On Oct. 8, President Joe Biden issued a presidential “Proclamation on Indigenous Peoples’ Day,” providing a significant boost to efforts aimed at refocusing the federal holiday honoring Christopher Columbus toward an appreciation of Indigenous peoples.
The day will be observed on Oct. 11, along with Columbus Day.
“For generations, Federal policies systematically sought to assimilate and displace Native people and eradicate Native cultures,” Biden wrote in the Indigenous Peoples Day proclamation. “Today, we recognize Indigenous peoples’ resilience and strength as well as the immeasurable positive impact that they have made on every aspect of American society.””If the United States chooses to recognize Indigenous Peoples’ Day, we acknowledge a history marked by broken promises, violence, and deprivation.”Dylan O. Baca, president of the Indigenous Peoples’ Initiative
In a separate proclamation on Columbus Day, Biden praised the role of Italian Americans in U.S. society, but also referenced the violence and harm Columbus and other explorers caused.
Making landfall in what is now the Bahamas on Oct. 12, 1492, Columbus, an Italian, was the first of a wave of European explorers who decimated Indigenous populations in the Americas in quests for gold and other commodities, including people to enslave.

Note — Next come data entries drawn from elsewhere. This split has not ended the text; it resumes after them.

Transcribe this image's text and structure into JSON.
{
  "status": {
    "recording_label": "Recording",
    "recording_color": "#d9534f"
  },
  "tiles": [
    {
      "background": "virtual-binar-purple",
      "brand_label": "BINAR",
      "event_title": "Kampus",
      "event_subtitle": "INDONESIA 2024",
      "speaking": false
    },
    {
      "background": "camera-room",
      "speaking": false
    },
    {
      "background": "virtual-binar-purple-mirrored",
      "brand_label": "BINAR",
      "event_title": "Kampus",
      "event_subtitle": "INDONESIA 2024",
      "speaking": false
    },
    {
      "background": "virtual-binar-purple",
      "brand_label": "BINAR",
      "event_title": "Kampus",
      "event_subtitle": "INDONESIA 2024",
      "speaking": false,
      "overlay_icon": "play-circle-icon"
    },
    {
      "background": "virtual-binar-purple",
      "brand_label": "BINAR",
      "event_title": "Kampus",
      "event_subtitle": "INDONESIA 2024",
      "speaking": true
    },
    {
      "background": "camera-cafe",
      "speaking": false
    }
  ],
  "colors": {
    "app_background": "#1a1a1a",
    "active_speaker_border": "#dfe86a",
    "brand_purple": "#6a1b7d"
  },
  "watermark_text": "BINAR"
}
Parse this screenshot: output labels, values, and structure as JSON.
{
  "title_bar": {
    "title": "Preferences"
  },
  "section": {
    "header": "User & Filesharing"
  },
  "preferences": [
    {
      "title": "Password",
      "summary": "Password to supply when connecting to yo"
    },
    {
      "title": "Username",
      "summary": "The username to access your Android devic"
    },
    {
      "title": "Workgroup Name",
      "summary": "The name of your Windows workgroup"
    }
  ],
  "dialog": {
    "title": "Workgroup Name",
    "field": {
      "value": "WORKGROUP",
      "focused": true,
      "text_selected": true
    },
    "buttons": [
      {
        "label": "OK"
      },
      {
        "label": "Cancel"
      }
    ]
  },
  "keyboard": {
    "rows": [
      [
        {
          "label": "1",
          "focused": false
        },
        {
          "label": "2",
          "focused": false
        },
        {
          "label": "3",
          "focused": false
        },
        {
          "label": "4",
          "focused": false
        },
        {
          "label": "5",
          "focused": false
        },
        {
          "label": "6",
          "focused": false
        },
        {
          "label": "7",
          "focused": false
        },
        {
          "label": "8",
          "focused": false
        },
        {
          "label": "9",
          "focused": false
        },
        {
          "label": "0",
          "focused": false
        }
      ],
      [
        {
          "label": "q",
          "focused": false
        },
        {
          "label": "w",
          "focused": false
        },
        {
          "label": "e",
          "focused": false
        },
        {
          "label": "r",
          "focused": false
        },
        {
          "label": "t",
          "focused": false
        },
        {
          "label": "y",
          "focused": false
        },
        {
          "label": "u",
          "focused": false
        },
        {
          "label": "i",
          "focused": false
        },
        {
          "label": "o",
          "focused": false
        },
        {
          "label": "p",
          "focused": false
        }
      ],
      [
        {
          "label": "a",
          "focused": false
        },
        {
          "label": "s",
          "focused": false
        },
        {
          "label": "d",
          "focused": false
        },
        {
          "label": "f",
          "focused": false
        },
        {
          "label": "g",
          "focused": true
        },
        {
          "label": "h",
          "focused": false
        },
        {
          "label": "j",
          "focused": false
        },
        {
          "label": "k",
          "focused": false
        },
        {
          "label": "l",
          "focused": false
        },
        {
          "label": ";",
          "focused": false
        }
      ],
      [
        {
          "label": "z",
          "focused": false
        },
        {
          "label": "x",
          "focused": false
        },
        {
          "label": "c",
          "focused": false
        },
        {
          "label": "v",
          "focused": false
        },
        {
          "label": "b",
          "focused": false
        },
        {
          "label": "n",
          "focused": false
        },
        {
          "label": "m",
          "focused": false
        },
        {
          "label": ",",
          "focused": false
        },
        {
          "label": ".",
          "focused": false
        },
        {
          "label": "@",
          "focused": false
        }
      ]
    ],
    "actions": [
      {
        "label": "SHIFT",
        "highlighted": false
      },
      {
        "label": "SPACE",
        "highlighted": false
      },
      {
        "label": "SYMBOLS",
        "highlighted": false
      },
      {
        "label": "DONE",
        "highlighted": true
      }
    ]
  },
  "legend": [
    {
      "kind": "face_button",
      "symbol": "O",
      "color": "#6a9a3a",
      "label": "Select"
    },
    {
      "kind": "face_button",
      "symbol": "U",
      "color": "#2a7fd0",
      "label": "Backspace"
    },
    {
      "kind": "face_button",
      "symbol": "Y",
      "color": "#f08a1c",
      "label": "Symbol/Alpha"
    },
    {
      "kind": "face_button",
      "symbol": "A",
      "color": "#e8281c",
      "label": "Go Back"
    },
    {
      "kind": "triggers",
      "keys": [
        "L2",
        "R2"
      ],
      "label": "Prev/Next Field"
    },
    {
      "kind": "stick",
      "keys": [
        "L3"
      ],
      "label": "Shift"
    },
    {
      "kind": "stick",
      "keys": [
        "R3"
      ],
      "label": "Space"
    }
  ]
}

“Today, we also acknowledge the painful history of wrongs and atrocities that many European explorers inflicted on Tribal Nations and Indigenous communities,” Biden wrote. “It is a measure of our greatness as a Nation that we do not seek to bury these shameful episodes of our past — that we face them honestly, we bring them to the light, and we do all we can to address them.”
White House Press Secretary Jen Psaki said Biden “felt strongly” about recognizing Indigenous Peoples Day. Asked if Biden might seek to end marking Columbus Day as a federal holiday, she replied, “I don’t have any predictions at this point.”
John Echohawk, executive director of the Native American Rights Fund, said the president’s decision to recognize Indigenous Peoples Day was an important step.
“Big changes happen from each small step, and we hope this administration intends to continue making positive steps towards shaping a brighter future for all citizens,” Echohawk said.https://platform.twitter.com/embed/Tweet.html?creatorScreenName=lakitalki&dnt=false&embedId=twitter-widget-0&features=eyJ0ZndfZXhwZXJpbWVudHNfY29va2llX2V4cGlyYXRpb24iOnsiYnVja2V0IjoxMjA5NjAwLCJ2ZXJzaW9uIjpudWxsfSwidGZ3X2hvcml6b25fdHdlZXRfZW1iZWRfOTU1NSI6eyJidWNrZXQiOiJodGUiLCJ2ZXJzaW9uIjpudWxsfSwidGZ3X3NwYWNlX2NhcmQiOnsiYnVja2V0Ijoib2ZmIiwidmVyc2lvbiI6bnVsbH19&frame=false&hideCard=false&hideThread=false&id=1446574371171192840&lang=en&origin=https%3A%2F%2Fwww.kqed.org%2Fnews%2F11891751%2Fefforts-continue-to-recognize-indigenous-peoples-day-as-a-federal-holiday&sessionId=03ca4811115c7780d9cd409099aae63fe373656a&siteScreenName=kqed&theme=light&widgetsVersion=9fd78d5%3A1638479056965&width=550px
Biden made the announcement on the same day the White House was disclosing its plans to restore territory to two sprawling national monuments in Utah that former President Donald Trump had stripped of protections.
“Every opportunity we have to share the truth of our collective histories gives all of us a stronger foundation from which to build a true representative democracy,” said Shannon O’Loughlin, a citizen of the Choctaw Nation of Oklahoma and chief executive and attorney at the Association on American Indian Affairs. “We cannot know the truth without first acknowledging the original — and continuing — caretakers of this Turtle Island.”